The characters remain nameless but represent different experiences within the Autistic community, such as a child who wears headphones / ear defenders and a child who is a wheelchair user. Just Right for You explores the needs and strengths within the Autistic community without judgement and in very clear language which suits the age / stage of readers. I especially enjoyed the communication page as it represents the importance of communicating with your hands, AAC, echolalia and palilalia. I also loved the penultimate image:

[ID: A blue purple fluffy creature with floppy ears hanging down by the side of their face. They are holding a giant love heart in their hands which is mottled in pastel rainbow colours. They have a large smile with closed eyes and are surrounded by different coloured smaller hearts, in the shape of a love heart.]

Just Right for You is a book which allows Autistic children to understand their beautiful Autistic brains. It is refreshingly affirming to Autistic children and adults, and I wish all Autistic people could experience the inclusive principles expressed in this book more often.

The only thing I would like to see from this book is a version which uses Widgit symbols, I know a lot of young people and adults who would benefit from that mode of written communication but I’m sure that is something which may become available in the future.
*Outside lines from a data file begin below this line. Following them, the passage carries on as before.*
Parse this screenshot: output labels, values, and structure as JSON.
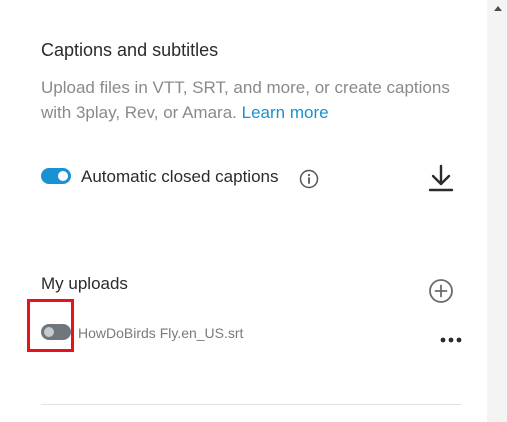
{
  "captions": {
    "title": "Captions and subtitles",
    "description": "Upload files in VTT, SRT, and more, or create captions with 3play, Rev, or Amara.",
    "learn_more": "Learn more"
  },
  "auto_captions": {
    "label": "Automatic closed captions",
    "enabled": true
  },
  "uploads": {
    "title": "My uploads",
    "files": [
      {
        "name": "HowDoBirds Fly.en_US.srt",
        "enabled": false
      }
    ]
  },
  "icons": {
    "info": "info-icon",
    "download": "download-icon",
    "add": "add-icon",
    "more": "more-horizontal-icon"
  },
  "colors": {
    "accent": "#1a91d0",
    "highlight": "#e8131a"
  }
}
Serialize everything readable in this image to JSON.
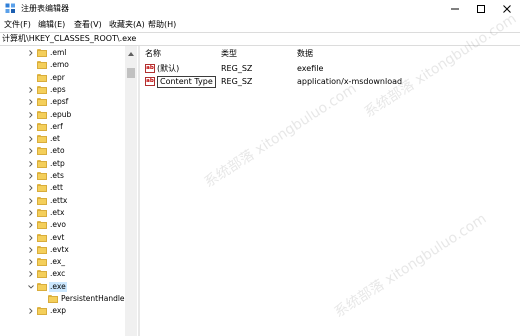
{
  "window": {
    "title": "注册表编辑器",
    "icon": "registry-editor-icon",
    "controls": [
      "minimize-icon",
      "maximize-icon",
      "close-icon"
    ]
  },
  "menu": [
    "文件(F)",
    "编辑(E)",
    "查看(V)",
    "收藏夹(A)",
    "帮助(H)"
  ],
  "address": "计算机\\HKEY_CLASSES_ROOT\\.exe",
  "tree": {
    "items": [
      {
        "label": ".eml",
        "expandable": true
      },
      {
        "label": ".emo",
        "expandable": false
      },
      {
        "label": ".epr",
        "expandable": false
      },
      {
        "label": ".eps",
        "expandable": true
      },
      {
        "label": ".epsf",
        "expandable": true
      },
      {
        "label": ".epub",
        "expandable": true
      },
      {
        "label": ".erf",
        "expandable": true
      },
      {
        "label": ".et",
        "expandable": true
      },
      {
        "label": ".eto",
        "expandable": true
      },
      {
        "label": ".etp",
        "expandable": true
      },
      {
        "label": ".ets",
        "expandable": true
      },
      {
        "label": ".ett",
        "expandable": true
      },
      {
        "label": ".ettx",
        "expandable": true
      },
      {
        "label": ".etx",
        "expandable": true
      },
      {
        "label": ".evo",
        "expandable": true
      },
      {
        "label": ".evt",
        "expandable": true
      },
      {
        "label": ".evtx",
        "expandable": true
      },
      {
        "label": ".ex_",
        "expandable": true
      },
      {
        "label": ".exc",
        "expandable": true
      },
      {
        "label": ".exe",
        "expandable": true,
        "expanded": true,
        "selected": true
      },
      {
        "label": "PersistentHandler",
        "expandable": false,
        "child": true
      },
      {
        "label": ".exp",
        "expandable": true
      }
    ]
  },
  "values": {
    "headers": {
      "name": "名称",
      "type": "类型",
      "data": "数据"
    },
    "rows": [
      {
        "name": "(默认)",
        "type": "REG_SZ",
        "data": "exefile",
        "icon": "string-value-icon"
      },
      {
        "name": "Content Type",
        "type": "REG_SZ",
        "data": "application/x-msdownload",
        "icon": "string-value-icon"
      }
    ],
    "icon_text": "ab"
  },
  "watermark": "系统部落 xitongbuluo.com"
}
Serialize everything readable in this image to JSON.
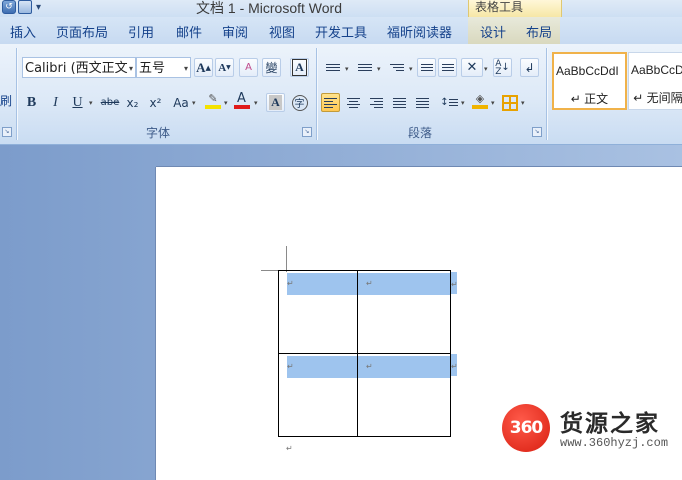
{
  "window": {
    "title": "文档 1 - Microsoft Word",
    "context_tab_header": "表格工具"
  },
  "quick_access": {
    "icons": [
      "undo-icon",
      "save-icon"
    ],
    "more": "▾"
  },
  "tabs": [
    "插入",
    "页面布局",
    "引用",
    "邮件",
    "审阅",
    "视图",
    "开发工具",
    "福昕阅读器",
    "设计",
    "布局"
  ],
  "ribbon": {
    "left_stub": "刷",
    "font_group": {
      "label": "字体",
      "font_name": "Calibri (西文正文",
      "font_size": "五号",
      "buttons": {
        "grow": "A",
        "shrink": "A",
        "clear": "A",
        "bold": "B",
        "italic": "I",
        "underline": "U",
        "strike": "abe",
        "subscript": "x₂",
        "superscript": "x²",
        "case": "Aa",
        "font_color": "A",
        "char_shading": "A",
        "enclose": "字",
        "phonetic": "變",
        "border": "A"
      },
      "highlight_color": "#f4e200",
      "font_color_bar": "#e01b1b"
    },
    "paragraph_group": {
      "label": "段落",
      "shading_color": "#f0b400"
    },
    "styles": [
      {
        "sample": "AaBbCcDdI",
        "name": "↵ 正文",
        "selected": true
      },
      {
        "sample": "AaBbCcD",
        "name": "↵ 无间隔",
        "selected": false
      }
    ]
  },
  "document": {
    "paragraph_mark": "↵",
    "table": {
      "rows": 2,
      "cols": 2,
      "highlight_color": "#9ec4ee"
    }
  },
  "watermark": {
    "badge": "360",
    "title": "货源之家",
    "url": "www.360hyzj.com"
  }
}
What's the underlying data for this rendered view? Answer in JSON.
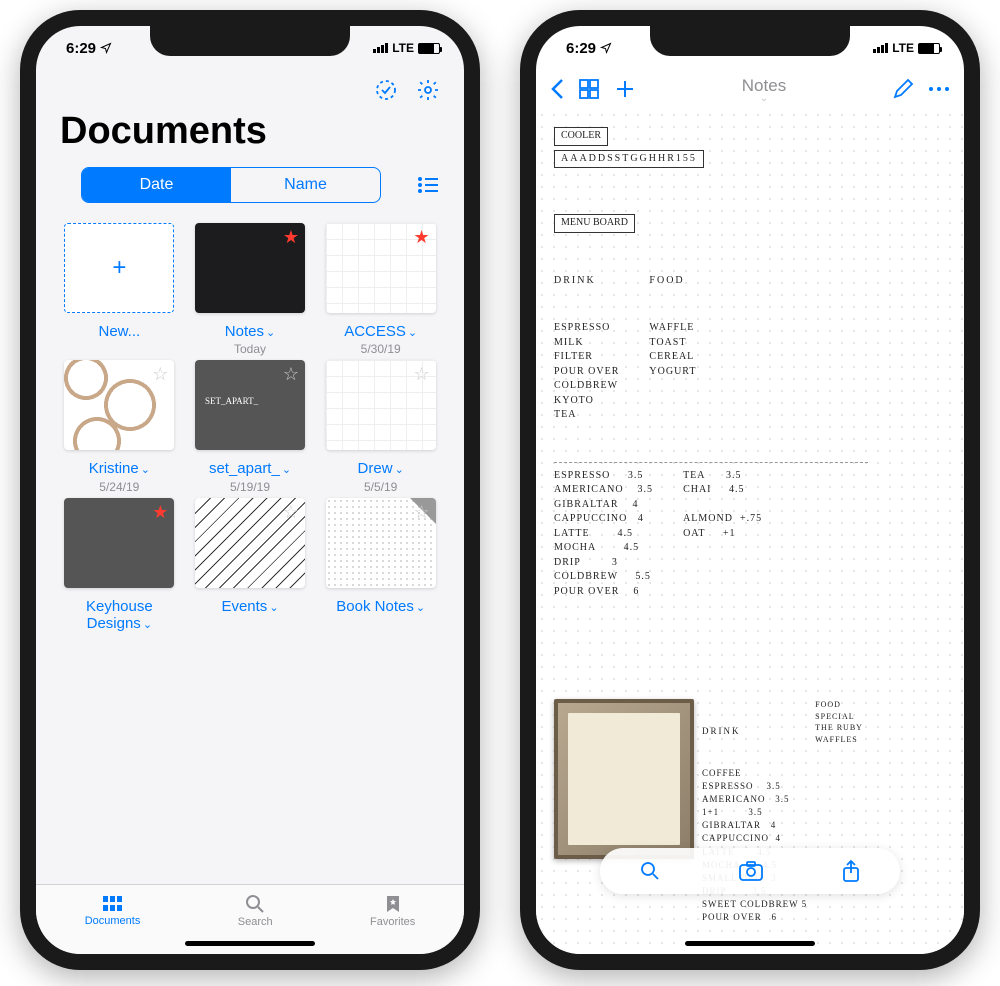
{
  "status": {
    "time": "6:29",
    "carrier": "LTE"
  },
  "left": {
    "title": "Documents",
    "sort": {
      "date": "Date",
      "name": "Name"
    },
    "items": [
      {
        "name": "New...",
        "date": "",
        "kind": "new"
      },
      {
        "name": "Notes",
        "date": "Today",
        "kind": "black",
        "star": true
      },
      {
        "name": "ACCESS",
        "date": "5/30/19",
        "kind": "gridpat",
        "star": true
      },
      {
        "name": "Kristine",
        "date": "5/24/19",
        "kind": "waves"
      },
      {
        "name": "set_apart_",
        "date": "5/19/19",
        "kind": "gray"
      },
      {
        "name": "Drew",
        "date": "5/5/19",
        "kind": "gridpat"
      },
      {
        "name": "Keyhouse Designs",
        "date": "",
        "kind": "gray",
        "star": true
      },
      {
        "name": "Events",
        "date": "",
        "kind": "lines"
      },
      {
        "name": "Book Notes",
        "date": "",
        "kind": "dots",
        "corner": true
      }
    ],
    "tabs": {
      "documents": "Documents",
      "search": "Search",
      "favorites": "Favorites"
    }
  },
  "right": {
    "title": "Notes",
    "note": {
      "heading1": "COOLER",
      "code": "AAADDSSTGGHHR155",
      "heading2": "MENU BOARD",
      "col_drink_hdr": "DRINK",
      "col_food_hdr": "FOOD",
      "drinks1": "ESPRESSO\nMILK\nFILTER\nPOUR OVER\nCOLDBREW\nKYOTO\nTEA",
      "food1": "WAFFLE\nTOAST\nCEREAL\nYOGURT",
      "prices_left": "ESPRESSO     3.5\nAMERICANO    3.5\nGIBRALTAR    4\nCAPPUCCINO   4\nLATTE        4.5\nMOCHA        4.5\nDRIP         3\nCOLDBREW     5.5\nPOUR OVER    6",
      "prices_right": "TEA      3.5\nCHAI     4.5\n\nALMOND  +.75\nOAT     +1",
      "second_hdr": "DRINK",
      "second_list": "COFFEE\nESPRESSO    3.5\nAMERICANO   3.5\n1+1         3.5\nGIBRALTAR   4\nCAPPUCCINO  4\nLATTE       4.5\nMOCHA       4.5\nSMALL DRIP  3\nDRIP        3.5\nSWEET COLDBREW 5\nPOUR OVER   6",
      "second_food": "FOOD\nSPECIAL\nTHE RUBY\nWAFFLES"
    }
  }
}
Just Right for You: A Story About Autism is so touching I genuinely got emotional for the younger version of me who would have found this so wonderful. I look forward to sharing this book with my son as he grows and will be recommending this too many of the parents, carers and young people I work with. So that they know that their brain is just right, just for them.